News Feature | November 16, 2016

How MSPs Can Expand Their Opportunities

Christine Kern

By Christine Kern, contributing writer

VAR consultant advisor

e-book offers four proven approaches to winning business for SMPs.

By Christine Kern, contributing writer

According to MarketsandMarkets research, the managed services market is projected to be worth $242.45 billion by 2021 at a Compound Annual Growth Rate (CAGR) of 10.8 percent during the forecast period. The growth is being driven by flexibility to match custom requirements, a continuous upsurge in dependency over heterogeneous networks, and a persistent rise in the complexity of technological solutions.

Meanwhile, MSPs must be prepared to offer both public and private cloud solutions to their clients in order to stay relevant as the hosted private cloud market is estimated to grow to $40 billion by 2019, according to the MSP Alliance.

Expand Your Opportunities: Four Proven Approaches to Winning Business in the Mid-market, written by David Weeks of Solarwinds, offers four proven approaches for MSPs willing to dive deeper and explore the mid-market to uncover a treasure trove of opportunities. Using the right strategy and plan MSPs can reap the benefits of higher-value and longer-term contracts, but it will require a different way of selling to, working with, and winning over prospective clients, as well as marketing strategies that speak to the diversified and specialized needs of mid-market companies.

MSPs should broaden their scope beyond mid-sized businesses to include larger business, because larger budgets mean bigger contracts. Weeks writes, “As more and more services move to the cloud, the value of device-level management — the most common form of work within the SMB market — is waning.” That means MSPs need to find new sources of revenue to maintain their bottom line.

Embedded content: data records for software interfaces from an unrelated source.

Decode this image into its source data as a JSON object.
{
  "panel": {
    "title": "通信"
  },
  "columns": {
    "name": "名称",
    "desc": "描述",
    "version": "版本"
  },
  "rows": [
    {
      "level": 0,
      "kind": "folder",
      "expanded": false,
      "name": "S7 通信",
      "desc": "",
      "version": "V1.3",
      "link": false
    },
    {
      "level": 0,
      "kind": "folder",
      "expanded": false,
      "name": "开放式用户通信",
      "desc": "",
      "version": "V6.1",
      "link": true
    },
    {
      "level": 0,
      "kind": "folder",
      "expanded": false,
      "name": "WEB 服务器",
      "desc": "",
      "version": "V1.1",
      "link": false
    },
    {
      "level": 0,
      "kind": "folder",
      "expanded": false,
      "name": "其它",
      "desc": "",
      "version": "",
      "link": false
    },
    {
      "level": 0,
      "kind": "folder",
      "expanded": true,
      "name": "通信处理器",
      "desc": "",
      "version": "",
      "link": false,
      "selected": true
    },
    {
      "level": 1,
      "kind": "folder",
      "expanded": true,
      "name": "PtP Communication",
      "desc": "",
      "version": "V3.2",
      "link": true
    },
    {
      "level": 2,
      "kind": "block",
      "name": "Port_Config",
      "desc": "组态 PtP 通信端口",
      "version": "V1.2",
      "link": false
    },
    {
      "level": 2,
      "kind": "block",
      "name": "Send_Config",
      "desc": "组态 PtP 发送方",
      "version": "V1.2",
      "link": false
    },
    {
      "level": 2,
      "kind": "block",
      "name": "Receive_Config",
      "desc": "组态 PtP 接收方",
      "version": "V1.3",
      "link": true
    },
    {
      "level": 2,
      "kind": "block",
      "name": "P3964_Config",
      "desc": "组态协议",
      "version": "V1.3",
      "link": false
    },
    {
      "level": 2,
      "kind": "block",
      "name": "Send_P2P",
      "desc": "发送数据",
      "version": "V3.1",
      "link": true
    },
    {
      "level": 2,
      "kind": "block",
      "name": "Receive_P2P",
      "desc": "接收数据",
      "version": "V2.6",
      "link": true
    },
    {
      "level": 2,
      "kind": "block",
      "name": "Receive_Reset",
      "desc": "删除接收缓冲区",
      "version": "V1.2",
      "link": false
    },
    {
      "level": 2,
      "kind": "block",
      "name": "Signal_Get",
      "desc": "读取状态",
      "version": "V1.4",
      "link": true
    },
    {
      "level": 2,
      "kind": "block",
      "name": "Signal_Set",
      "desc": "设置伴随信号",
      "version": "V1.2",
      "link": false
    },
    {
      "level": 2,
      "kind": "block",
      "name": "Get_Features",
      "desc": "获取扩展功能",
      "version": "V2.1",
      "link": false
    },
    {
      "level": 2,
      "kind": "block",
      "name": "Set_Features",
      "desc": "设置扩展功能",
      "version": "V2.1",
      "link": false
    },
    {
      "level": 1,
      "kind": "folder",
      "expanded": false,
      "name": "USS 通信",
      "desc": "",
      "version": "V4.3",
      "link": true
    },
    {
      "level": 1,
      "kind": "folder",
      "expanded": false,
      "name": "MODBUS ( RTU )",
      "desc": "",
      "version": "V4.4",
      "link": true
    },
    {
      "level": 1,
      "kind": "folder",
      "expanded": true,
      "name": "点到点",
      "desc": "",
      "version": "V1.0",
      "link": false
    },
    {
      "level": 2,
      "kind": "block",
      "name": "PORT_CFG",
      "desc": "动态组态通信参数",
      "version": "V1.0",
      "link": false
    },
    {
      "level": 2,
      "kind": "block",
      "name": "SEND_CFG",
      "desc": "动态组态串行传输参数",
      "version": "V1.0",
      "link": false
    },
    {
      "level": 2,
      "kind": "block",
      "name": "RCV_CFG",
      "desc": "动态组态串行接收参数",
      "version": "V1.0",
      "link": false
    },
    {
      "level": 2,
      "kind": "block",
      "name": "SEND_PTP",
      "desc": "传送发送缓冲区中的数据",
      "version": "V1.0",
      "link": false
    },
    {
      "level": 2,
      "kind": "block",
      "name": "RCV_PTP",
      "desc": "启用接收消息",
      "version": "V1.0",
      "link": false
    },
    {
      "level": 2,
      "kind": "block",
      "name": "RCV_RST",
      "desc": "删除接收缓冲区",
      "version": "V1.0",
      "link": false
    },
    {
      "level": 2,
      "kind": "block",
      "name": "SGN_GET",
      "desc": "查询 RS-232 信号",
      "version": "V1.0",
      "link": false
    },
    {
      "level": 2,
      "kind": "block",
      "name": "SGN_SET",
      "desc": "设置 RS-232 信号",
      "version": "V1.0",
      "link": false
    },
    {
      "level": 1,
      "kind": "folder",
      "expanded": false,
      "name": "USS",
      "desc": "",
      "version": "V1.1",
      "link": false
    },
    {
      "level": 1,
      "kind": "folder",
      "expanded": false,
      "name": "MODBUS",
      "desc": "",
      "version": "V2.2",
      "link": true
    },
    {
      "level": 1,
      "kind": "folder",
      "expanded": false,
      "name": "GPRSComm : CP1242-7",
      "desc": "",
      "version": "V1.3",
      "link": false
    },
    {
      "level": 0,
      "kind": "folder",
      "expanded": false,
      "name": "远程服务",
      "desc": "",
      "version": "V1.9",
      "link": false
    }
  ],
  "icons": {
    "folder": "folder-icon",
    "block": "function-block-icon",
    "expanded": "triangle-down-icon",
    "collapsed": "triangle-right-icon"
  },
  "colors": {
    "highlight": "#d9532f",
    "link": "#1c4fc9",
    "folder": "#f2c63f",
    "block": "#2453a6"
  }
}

But the shift away from device-level management is also opening doors to new opportunities for MSPs who can differentiate themselves through specialized services and expertise, including the cloud. “As the internal IT teams of most mid-market companies tend to be generalists,” Weeks explained, “many businesses will need outside help making a smooth transition to the cloud. With the right approach, you could become their ‘virtual CIO,’ leveraging your skills and experience to help with all aspects of cloud application planning, implementation, and management — an opportunity that simply does not exist in the SMB market.”

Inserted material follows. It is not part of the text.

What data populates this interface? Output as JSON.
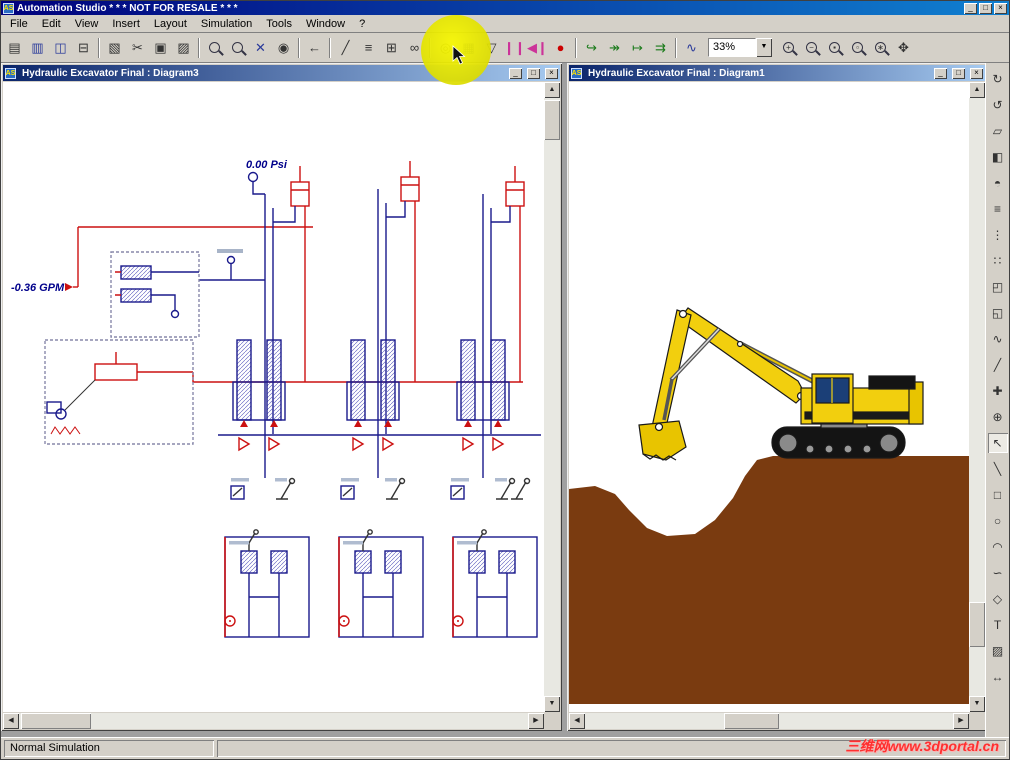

Weeks presents four possible paths to entering the new market, including that of reseller, supplemental services provider, managed monitoring and reporting as a service provider, and mid-market managed services provider.

Changing or expanding audiences also requires a shift in marketing strategy to suit the new one. Be sure to do the research to assess the needs of the clients you are targeting and the capabilities of their internal IT teams. It is also crucial to win over the internal team by demonstrating how you can help automate or streamline their daily tasks.

Knowing your audience is also imperative, which means setting aside the marketing strategies you use to sell to SMBs. Focus your pitch to highlight how your services and solutions will best meet their needs. Specialization, flexing your unique skillset, can also be a huge asset in the mid-market where larger budgets and workloads result in greater willingness to pay for services that SMBs cannot, particularly cloud services. And ultimately, your approach should be complementary, underscoring that you are there to help support the internal IT team, not supplant it.